BATON ROUGE, La. – After Hurricane Ida’s high Category 4 winds impacted southeast Louisiana and commanding the largest restoration workforce in company history, Entergy Louisiana, LLC has made power available to nearly all customers who can safely receive it outside some water routes and the hardest hit areas of Port Fourchon and Grand Isle.
Customers with damage to their homes’ electric equipment must make repairs before power can be restored. In addition, an electrician may be required on site at some commercial locations before Entergy can restore power.
“Restoring power following Hurricane Ida has been a monumental task, and we have the thousands of men and women who came from across the country to assist our teams locally to thank for bringing hope and a sense of normalcy to communities many of us call home,” said Phillip May, Entergy Louisiana president and CEO. “We know there’s still work to be done, but I want to assure customers that Entergy will be there for them, even long after the lights come back on. Together, we will rebuild, recover and come back stronger than before.”
A storm team of thousands from 41 states – more than 26,000 strong at its peak – has worked tirelessly to restore power quickly and safely to Entergy’s Louisiana customers. Ida made landfall near Port Fourchon, Louisiana, on Sunday, Aug. 29, causing widespread and devastating damage to the company’s electric infrastructure. The storm damaged more distribution utility poles than hurricanes Katrina, Ike, Delta and Zeta combined – more than any other the company has experienced.
Ida developed quickly, increasing 65 mph in the 24 hours before landfall, tying the record set in 2007 by Humberto for most rapid intensification in the day before landfall. At the peak, the historic storm knocked out power to approximately 697,000 customers in southeast Louisiana (number includes all impacted Entergy customers in Louisiana outside of Orleans Parish).
Crews made power available to 90% of Louisiana customers affected by Ida in just over two weeks. Work has taken place along highways and streets and within heavily wooded areas, marshes, swamps and bayous. A storm team will remain in southeast Louisiana to make additional repairs to the electric system and improve its resiliency. Crews expect that work to continue through the end of the year.

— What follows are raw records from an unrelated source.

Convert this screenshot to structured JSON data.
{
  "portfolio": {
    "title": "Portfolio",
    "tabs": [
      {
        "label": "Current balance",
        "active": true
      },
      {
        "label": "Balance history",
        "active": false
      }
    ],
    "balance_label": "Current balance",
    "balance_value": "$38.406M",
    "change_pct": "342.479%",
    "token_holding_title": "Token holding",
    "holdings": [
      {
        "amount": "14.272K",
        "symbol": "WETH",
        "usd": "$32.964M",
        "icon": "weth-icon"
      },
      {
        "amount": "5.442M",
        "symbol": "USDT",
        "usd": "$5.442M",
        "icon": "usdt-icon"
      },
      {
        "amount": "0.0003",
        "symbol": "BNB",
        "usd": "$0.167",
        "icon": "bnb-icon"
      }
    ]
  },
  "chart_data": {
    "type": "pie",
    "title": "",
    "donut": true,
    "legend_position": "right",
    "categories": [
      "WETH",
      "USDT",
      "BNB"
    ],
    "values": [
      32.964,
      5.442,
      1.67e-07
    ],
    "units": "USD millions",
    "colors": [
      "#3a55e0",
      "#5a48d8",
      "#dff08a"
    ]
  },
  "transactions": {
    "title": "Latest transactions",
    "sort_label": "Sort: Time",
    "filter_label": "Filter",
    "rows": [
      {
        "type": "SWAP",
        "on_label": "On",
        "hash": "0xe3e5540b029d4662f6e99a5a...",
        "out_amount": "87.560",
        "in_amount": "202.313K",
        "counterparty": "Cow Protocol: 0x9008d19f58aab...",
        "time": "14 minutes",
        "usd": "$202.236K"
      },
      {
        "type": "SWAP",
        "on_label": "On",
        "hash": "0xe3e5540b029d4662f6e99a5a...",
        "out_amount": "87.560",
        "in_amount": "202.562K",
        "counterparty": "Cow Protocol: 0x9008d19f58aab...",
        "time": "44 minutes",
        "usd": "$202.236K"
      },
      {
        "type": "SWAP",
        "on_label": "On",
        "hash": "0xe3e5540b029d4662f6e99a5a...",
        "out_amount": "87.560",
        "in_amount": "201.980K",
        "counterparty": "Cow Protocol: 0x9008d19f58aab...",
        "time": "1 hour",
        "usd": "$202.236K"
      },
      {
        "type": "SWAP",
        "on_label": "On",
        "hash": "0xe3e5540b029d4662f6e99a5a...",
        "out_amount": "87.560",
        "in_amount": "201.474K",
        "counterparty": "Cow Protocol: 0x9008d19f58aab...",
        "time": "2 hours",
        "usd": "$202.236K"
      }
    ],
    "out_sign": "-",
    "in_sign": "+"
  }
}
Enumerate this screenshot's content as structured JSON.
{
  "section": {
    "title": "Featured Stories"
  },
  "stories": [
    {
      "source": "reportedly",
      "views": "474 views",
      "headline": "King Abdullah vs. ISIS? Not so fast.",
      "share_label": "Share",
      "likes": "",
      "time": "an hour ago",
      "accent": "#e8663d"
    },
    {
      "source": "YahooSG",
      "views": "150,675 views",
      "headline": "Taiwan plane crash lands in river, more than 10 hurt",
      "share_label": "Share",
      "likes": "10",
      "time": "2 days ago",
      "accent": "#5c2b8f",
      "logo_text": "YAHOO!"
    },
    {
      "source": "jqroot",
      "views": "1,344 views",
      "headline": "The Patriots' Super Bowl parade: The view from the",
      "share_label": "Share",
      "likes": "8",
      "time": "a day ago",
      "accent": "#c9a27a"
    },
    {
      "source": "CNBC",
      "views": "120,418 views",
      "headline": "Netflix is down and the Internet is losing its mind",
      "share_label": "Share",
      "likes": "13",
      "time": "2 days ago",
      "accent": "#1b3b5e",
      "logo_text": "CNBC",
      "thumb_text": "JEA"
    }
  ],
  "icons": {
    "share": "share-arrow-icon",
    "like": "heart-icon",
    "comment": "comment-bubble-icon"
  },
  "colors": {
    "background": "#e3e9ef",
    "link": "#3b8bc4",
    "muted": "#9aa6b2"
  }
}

“On behalf of everyone here at Entergy Louisiana, I want to say thank you to the crews who came to support us and to our customers for being so patient as we worked to restore power following the storm,” May said.
Residents should check for damage to the electrical equipment attached to their home or business and contact an electrician to make needed repairs. For more information on what equipment is yours and what equipment is ours, visit www.entergy.com/weatherhead. If damage has been repaired by a qualified electrician, call 1-866-557-4240 between 8 a.m. – 5 p.m., Monday through Friday, to generate a service reconnection work order.